  • Institute of Geochemistry, CAS, CHINA
  • Tsinghua University, CHINA
  • AU-NERI, DENMARK
  • IFREMER, FRANCE
  • UJF Aurélien, FRANCE
  • HZG, GERMANY
  • MPI-Chemistry in Mainz, GERMANY 
  • Anna University Chennai, INDIA
  • ISPRA, ITALY
  • University of Venice, ITALY
  • NILU, NORWAY
  • Meteorological Synthesizing Centre – East of EMEP, RUSSIAN FEDERATION 
  • SPbSU, RUSSIAN FEDERATION
  • SAWS, RUSSIAN FEDERATION
  • Goteborgs Universitet, SWEDEN 
  • IVL, SWEDEN
  • University of York, UK
  • EPRI, USA
  • University of Connecticut, USA 
  • University of Michigan, USA
  • University of Washington, USA
  • University of Harvard, USA
Nicola Pirrone

Nicola Pirrone

Project Coordinator - Point of Contact

email: pirrone@@@iia.cnr.it

Working group

Noriyuki Suzuki

NIES

email: nsuzuki@nies.go.jp

Joy Leaner

DEAPD

email: jleaner@pgwc.gov.za@iia.cnr.it

Stan Durkee

US-EPA

email: durkee.stan@epa.gov

David Schmeltz

US-EPA

Dennis Wip

ADEK-INTEC

email: d.wip@uvs.edu

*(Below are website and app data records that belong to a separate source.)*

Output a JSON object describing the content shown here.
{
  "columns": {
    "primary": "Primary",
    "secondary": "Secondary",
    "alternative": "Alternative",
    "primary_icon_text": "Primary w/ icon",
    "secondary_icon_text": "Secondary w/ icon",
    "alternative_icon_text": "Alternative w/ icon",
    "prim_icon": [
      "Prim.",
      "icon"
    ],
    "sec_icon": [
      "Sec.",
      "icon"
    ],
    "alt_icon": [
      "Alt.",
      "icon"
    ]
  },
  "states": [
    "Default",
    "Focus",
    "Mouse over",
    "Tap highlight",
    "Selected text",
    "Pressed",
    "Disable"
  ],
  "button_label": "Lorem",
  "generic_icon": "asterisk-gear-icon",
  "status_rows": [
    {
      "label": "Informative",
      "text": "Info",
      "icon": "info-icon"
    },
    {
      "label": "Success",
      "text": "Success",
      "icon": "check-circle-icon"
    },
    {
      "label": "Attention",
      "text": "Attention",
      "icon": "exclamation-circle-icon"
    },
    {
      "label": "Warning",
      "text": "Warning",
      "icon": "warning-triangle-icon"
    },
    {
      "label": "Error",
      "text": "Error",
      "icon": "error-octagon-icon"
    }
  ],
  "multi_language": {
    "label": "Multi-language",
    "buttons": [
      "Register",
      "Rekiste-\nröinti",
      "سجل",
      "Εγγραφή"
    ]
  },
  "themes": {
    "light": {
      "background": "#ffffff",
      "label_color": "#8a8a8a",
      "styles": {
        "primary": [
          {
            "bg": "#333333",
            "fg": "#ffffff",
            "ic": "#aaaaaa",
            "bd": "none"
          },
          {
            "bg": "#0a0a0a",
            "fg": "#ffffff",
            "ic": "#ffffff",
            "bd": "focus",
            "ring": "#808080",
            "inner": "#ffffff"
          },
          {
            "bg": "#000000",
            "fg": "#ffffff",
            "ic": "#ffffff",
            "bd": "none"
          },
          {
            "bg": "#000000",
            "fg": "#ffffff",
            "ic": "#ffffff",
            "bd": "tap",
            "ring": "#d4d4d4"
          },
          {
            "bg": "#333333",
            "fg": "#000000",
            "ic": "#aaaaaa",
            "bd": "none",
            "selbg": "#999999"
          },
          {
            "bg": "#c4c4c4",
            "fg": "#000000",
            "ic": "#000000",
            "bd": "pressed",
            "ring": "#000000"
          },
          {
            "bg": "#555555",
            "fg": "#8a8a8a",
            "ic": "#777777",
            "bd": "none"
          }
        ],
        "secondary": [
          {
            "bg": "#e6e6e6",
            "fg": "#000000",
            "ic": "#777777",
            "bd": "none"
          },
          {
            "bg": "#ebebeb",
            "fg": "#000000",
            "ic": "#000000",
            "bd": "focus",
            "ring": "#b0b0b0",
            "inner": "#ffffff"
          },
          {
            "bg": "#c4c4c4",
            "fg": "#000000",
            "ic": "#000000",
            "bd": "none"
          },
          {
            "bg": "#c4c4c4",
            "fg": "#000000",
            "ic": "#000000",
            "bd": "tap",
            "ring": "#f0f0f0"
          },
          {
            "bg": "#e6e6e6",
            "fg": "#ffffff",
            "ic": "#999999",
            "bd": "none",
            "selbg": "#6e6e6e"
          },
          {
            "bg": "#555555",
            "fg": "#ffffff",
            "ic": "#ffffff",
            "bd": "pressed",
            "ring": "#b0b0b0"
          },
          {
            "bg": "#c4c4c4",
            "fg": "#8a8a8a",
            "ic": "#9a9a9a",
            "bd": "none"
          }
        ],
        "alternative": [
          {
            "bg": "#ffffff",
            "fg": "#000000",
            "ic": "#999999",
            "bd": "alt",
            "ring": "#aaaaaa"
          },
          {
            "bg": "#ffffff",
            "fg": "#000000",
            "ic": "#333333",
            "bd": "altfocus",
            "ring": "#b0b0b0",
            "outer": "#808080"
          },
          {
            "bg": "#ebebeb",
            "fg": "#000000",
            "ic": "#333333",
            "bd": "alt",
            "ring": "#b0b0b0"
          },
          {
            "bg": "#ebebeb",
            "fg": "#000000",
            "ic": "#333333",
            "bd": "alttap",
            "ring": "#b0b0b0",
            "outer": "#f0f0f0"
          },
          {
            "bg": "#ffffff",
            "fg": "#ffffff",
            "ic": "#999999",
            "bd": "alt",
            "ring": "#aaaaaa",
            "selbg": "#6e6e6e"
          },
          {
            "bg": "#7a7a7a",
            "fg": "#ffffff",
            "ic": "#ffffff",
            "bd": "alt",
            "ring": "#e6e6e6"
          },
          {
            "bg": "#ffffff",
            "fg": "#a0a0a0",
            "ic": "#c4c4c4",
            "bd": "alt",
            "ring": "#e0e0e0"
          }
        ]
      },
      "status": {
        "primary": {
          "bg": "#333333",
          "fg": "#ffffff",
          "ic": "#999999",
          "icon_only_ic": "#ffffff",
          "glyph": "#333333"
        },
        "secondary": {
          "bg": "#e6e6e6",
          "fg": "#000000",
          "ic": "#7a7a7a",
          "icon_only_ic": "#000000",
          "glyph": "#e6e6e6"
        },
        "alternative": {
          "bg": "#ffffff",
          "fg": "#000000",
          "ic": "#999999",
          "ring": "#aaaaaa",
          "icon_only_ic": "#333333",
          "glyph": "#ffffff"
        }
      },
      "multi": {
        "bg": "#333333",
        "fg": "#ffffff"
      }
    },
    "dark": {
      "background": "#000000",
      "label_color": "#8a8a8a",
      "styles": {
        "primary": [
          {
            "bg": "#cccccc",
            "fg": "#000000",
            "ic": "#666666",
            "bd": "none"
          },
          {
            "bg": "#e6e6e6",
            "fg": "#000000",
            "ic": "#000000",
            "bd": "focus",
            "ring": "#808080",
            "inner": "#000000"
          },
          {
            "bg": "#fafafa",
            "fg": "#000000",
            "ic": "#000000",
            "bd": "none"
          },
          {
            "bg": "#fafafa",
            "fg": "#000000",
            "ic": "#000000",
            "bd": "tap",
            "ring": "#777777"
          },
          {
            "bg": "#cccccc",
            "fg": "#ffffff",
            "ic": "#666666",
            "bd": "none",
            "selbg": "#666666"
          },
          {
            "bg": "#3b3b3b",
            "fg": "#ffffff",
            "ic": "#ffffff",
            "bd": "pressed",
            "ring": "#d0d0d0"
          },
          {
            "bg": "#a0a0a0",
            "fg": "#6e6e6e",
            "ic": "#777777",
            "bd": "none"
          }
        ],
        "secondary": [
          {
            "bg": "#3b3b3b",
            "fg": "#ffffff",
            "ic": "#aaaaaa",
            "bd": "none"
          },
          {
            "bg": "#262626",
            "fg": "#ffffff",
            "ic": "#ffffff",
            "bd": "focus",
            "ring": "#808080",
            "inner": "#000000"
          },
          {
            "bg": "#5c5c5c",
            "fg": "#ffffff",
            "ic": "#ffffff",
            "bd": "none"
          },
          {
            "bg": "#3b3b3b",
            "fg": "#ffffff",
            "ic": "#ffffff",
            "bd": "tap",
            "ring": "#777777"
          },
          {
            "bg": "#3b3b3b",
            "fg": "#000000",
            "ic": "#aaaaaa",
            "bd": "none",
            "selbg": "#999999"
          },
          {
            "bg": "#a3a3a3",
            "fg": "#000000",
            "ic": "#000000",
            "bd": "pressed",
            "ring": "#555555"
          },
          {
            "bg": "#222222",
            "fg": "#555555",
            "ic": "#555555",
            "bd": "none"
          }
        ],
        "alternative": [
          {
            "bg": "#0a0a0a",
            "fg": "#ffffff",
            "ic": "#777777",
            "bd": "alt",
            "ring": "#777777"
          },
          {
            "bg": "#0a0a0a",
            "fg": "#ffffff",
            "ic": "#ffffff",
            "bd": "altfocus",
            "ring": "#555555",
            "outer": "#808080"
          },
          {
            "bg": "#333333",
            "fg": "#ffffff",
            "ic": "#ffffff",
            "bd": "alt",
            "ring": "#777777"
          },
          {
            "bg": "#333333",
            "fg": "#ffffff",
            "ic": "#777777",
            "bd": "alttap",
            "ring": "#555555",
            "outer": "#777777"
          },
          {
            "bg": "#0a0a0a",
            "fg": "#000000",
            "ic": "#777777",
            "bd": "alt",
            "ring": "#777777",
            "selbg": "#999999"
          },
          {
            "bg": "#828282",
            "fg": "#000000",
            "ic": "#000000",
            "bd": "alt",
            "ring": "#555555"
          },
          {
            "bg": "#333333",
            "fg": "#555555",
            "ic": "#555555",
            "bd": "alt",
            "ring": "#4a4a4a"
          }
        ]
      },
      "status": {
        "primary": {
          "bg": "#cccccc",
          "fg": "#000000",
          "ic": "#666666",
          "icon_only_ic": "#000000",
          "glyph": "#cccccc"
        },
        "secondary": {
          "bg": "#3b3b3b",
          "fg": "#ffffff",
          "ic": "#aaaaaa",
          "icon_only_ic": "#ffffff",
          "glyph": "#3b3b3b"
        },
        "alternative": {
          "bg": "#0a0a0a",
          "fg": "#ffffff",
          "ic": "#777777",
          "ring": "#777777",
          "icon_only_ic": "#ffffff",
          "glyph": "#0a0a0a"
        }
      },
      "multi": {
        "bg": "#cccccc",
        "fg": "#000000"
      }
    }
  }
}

Ester Brito

NIAES

email: inmg.presidente@gmail.com

Maria Dieguez

UNCo - INIBIOMA CONICET

email: dieguezmc@gmail.com

Bernd Gawlik

JRC

email: bernd.gawlik@jrc.ec.europa.eu

Paulo Artaxo

APLBA

email: artaxo@gmail.com

Milena Horvat

JSI

email: milena.horvat@ijs.si

Pierrette Blanchard

Environment Canada

email: pierrette.blanchard@ec.gc.ca

Xinbin Feng

CAS

email: xinbin.feng@mail.gyig.ac.cn

Sergio Cinnirella

CNR-IIA

email: s.cinnirella@iia.cnr.it

Ian M. Hedgecock

CNR-IIA

email: i.hedgecock@iia.cnr.it

Francesca Sprovieri

CNR-IIA

email: f.sprovieri@iia.cnr.it

Jiming Hao

Tsinghua Uni.

email: hjm-den@mail.tsinghua.edu.cn

Henrik Skov

AU-NERI

email: hsk@dmu.dk

Daniel Cossa

IFREMER

email: dcossa@ifremer.fr

Aurelien Dommergue

UJF

email: aurelien.dommergue@lgge.obs.ujf-grenoble.fr

Ralf Ebinghaus

HZG

email: ralf.ebinghaus@gkss.de

Carl Brenninkmeijer

MPI

email: carlb@mpch-mainz.mpg.de

Mainz Franz Slemr

MPI

email: slemr@mpch-mainz.mpg.de

Chennai R. Ramesh

Anna Uni. Chennai

email: rramesh_au@yahoo.com

Mari Belli

ISPRA

email: maria.belli@apat.it

Anna Maria Caricchia

ISPRA

email: caricchia@apat.it

Patrizia Bonanni

ISPRA

email: bonanni@apat.it

Carlo Barbante

UNIVE

email: barbante@unive.it

Atis Skudra

IAPS

email: askudra@latnet.lv

Jozef M. Pacyna

NILU

email: jp@niu.no

Oleg Travnikov

East of EMEP

email: oleg.travnikov@msceast.org

Nikolay Mashyanov

SPbSU

email: nrm@lumex.ru

Ernst-Günther Brunke

SAWS

email: ernst.brunke@weathersa.co.za

Katarina Gardfeldt

Goteborg Uni.

email: katarina@chalmers.se

John Munthe

IVL

email: john.munthe@ivl.se

Katie Read

Uni. of York

email: km519@york.ac.uk

Leonard Levin

EPRI

email: llevin@epri.com

Robert Mason

Uni. of Connecticut

email: robert.mason@uconn.edu

Timothy Dvonch

Uni. of Michigan

email: dvonch@umich.edu

Lyatt Jaegle

Uni. of Washington

email: jaegle@atmos.washington.edu

Elsie Sunderland

Uni. of Harvard

email: esunder@hsph.harvard.edu